I started a new project this week, a sweater vest in a lovely Aran weight yarn. It is a plain vest pattern that I am knitting in a deep red, just the thing for brightening the winter days of January and February. It is knitted in the round from the bottom up. After knitting the bottom ribbing, I had to decrease stitches in the first stockinette round after the ribbing. I have calculated the spacing between decreases and increases by hand, but to be honest, now I use an app. It is easy to use and produces directions for evenly spaced decreases.
There are several Apps available for both Android and iPhones. I have three knitting apps and one quilting app on my phone and tablet. For example, Knitting Buddy2 keeps track of my projects, stores my measurements, needles, yarn, includes increase and decrease calculators, and interfaces with Instagram and Facebook. This all-purpose app also will sync with your other devices. The basic app is free, but upgrades are available. I use the free version. I also have the Knitting Genius app (free version). This app also includes a calculator for calculating increases and decreases, along with a swatch adapter, units converter (meters to yards and grams to ounces), needle size converter (UK to US), and a handy yarn converter for calculating the quantity of yarn needed for a project based on the size and weight of skeins in both meter/gram and yard measurements. It also has some basic video tutorials.

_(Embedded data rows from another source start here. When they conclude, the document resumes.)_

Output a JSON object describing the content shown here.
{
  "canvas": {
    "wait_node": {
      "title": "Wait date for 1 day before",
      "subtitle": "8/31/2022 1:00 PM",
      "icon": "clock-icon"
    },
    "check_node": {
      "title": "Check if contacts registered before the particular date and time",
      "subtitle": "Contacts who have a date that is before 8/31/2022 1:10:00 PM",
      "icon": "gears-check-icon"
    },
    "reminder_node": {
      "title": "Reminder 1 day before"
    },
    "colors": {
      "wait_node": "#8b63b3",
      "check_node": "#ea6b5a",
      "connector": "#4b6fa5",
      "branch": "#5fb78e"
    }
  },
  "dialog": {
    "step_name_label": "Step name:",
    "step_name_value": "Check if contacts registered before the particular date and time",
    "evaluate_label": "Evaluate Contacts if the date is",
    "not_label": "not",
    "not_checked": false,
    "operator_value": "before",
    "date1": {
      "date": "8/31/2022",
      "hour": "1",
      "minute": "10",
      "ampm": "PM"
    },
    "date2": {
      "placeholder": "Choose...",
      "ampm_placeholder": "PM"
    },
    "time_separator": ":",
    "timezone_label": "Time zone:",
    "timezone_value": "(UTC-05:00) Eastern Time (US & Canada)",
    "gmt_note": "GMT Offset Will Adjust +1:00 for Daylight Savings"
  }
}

The app that I use most for calculating increases and decreases, however, is the Knitting Calculator. It is a very simple app with a calculator for increases and decreases. That is pretty much all it does, and I love the simplicity of it. Just enter the number of total stitches and the number of stitches to increase or decrease, click calculate, and you have your directions. Stitches are evenly spaced, so there is no distortion in the pattern.
If you do not want to use an app, you can find stitch calculators online. Try
If you want to compute the spacing for decreases on your own, there is some basic math required. I had 172 stitches and needed to decrease eight stitches evenly spaced ending up with a total of 164 stitches. Directions like this are common and can create a little bit of math stress for knitters. Common sense would dictate that you would take the total number of stitches (172) and divide by 8. That gives us 21.5. You cannot decrease a .5 stitch. So when decreasing round down to 21. This means that you will decrease eight times and end up with stitches leftover, and the spacing of the decreases might cause a distortion in the pattern. Below is a great tutorial by Very Pink Knits on how to calculate using pen and paper.
The next time you see decrease or increase stitches evenly on the next row or round, don’t panic. There is an app for that.